RECORD EXCERPTS
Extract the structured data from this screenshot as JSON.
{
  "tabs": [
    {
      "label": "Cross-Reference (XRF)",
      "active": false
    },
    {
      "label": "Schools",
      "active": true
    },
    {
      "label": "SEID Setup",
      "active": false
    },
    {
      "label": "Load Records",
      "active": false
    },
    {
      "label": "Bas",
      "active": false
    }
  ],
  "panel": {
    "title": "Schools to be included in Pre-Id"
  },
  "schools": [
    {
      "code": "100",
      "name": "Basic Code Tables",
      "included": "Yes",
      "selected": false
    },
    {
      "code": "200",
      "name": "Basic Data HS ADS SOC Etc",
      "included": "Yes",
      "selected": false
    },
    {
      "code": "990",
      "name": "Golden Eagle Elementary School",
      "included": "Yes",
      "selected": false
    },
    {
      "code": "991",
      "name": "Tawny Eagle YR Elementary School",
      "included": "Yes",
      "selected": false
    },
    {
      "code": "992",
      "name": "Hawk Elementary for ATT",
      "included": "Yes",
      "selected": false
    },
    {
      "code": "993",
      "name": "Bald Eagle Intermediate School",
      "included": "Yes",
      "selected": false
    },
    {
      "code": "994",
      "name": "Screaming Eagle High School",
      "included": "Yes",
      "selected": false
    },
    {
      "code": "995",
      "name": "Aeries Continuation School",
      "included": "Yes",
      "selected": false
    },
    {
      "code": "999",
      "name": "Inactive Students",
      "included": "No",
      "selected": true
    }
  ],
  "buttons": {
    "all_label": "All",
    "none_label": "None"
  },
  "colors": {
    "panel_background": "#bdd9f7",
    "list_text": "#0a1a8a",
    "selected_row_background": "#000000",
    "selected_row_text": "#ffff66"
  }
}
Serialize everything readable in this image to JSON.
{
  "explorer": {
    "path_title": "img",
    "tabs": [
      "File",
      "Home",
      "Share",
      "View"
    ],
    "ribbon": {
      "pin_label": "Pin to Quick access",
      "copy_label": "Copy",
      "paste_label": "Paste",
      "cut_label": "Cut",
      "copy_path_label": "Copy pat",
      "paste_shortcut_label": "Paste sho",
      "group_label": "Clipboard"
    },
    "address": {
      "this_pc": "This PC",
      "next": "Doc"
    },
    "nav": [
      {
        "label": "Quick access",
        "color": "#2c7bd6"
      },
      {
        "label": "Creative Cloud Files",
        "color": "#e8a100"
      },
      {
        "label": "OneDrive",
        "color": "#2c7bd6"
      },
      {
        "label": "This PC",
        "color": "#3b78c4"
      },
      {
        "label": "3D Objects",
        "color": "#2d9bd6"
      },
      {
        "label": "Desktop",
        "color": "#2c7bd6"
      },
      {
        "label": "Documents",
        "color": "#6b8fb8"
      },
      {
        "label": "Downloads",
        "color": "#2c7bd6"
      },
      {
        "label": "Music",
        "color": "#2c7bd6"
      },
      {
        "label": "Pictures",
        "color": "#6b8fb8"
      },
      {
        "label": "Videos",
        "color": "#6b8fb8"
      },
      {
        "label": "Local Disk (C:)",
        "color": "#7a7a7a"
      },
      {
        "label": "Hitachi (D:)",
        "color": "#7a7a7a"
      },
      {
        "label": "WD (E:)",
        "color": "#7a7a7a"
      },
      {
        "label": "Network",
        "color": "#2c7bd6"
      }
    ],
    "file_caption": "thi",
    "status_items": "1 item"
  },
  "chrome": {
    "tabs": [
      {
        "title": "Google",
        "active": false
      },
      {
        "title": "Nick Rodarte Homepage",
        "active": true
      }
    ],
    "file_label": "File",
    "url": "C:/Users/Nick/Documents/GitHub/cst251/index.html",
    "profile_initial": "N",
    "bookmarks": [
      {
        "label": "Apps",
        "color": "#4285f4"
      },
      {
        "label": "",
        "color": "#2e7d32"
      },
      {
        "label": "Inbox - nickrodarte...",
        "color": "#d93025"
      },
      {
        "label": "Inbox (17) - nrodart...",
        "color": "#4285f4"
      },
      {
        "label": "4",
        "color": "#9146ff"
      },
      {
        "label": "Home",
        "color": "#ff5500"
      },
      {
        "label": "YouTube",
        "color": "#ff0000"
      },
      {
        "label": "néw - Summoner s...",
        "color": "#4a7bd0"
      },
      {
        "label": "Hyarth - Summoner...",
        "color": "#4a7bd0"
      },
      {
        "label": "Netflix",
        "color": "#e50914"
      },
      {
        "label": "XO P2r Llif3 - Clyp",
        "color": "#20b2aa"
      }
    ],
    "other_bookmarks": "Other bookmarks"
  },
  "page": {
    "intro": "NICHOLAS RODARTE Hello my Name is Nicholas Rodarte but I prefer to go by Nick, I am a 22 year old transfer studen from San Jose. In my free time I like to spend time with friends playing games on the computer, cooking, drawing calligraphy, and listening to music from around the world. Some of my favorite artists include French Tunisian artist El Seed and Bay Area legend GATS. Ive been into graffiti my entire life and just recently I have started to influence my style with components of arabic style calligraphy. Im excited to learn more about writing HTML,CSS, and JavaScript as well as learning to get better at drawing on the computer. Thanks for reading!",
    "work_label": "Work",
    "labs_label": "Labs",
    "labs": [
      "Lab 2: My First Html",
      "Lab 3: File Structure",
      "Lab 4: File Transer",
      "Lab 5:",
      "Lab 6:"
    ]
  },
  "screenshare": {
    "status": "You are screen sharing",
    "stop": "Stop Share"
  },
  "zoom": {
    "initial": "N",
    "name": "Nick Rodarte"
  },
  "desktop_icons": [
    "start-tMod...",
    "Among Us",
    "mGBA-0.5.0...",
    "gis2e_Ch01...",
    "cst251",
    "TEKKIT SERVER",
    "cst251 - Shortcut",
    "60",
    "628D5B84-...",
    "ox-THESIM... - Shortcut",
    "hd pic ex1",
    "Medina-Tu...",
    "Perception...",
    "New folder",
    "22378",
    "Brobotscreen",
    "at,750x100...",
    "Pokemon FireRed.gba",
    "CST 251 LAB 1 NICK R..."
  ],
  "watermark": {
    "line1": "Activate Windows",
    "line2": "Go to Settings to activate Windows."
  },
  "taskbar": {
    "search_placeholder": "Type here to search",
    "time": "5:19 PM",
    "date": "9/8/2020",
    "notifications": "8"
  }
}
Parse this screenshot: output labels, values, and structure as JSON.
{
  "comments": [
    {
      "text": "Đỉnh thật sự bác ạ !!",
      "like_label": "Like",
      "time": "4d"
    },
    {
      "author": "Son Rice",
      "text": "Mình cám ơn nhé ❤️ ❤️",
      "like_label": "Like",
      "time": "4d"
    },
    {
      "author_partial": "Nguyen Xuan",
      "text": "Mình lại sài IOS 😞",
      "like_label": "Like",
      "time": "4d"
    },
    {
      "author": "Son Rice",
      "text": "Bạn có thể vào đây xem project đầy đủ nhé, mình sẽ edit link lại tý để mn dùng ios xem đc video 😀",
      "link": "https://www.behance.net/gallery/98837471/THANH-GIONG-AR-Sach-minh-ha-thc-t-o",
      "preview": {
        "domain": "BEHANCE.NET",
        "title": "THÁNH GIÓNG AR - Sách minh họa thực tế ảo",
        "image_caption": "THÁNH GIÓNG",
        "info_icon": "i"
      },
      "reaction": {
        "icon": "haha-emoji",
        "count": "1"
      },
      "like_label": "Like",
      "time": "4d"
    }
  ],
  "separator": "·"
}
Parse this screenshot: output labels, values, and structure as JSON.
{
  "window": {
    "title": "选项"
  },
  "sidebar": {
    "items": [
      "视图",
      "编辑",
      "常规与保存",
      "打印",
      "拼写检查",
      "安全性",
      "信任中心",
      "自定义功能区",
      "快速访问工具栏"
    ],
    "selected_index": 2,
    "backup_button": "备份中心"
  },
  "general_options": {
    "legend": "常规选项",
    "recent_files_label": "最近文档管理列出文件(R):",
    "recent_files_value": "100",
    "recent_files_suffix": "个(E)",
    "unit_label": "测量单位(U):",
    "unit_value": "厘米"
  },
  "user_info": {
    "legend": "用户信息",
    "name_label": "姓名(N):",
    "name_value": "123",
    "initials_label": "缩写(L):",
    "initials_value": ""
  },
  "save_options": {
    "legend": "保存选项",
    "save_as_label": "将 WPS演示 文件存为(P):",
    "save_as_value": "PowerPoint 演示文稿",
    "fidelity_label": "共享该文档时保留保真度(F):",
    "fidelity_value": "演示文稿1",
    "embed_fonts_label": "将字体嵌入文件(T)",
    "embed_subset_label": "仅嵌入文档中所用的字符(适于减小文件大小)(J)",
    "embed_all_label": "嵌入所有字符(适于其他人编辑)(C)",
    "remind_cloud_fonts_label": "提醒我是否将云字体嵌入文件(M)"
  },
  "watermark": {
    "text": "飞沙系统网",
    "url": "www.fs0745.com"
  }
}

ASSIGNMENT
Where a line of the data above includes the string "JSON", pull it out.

SOLUTION FOR THIS PROBLEM
Extract the structured data from this screenshot as JSON.
Serialize everything readable in this image to JSON.
Parse this screenshot: output labels, values, and structure as JSON.
Parse this screenshot: output labels, values, and structure as JSON.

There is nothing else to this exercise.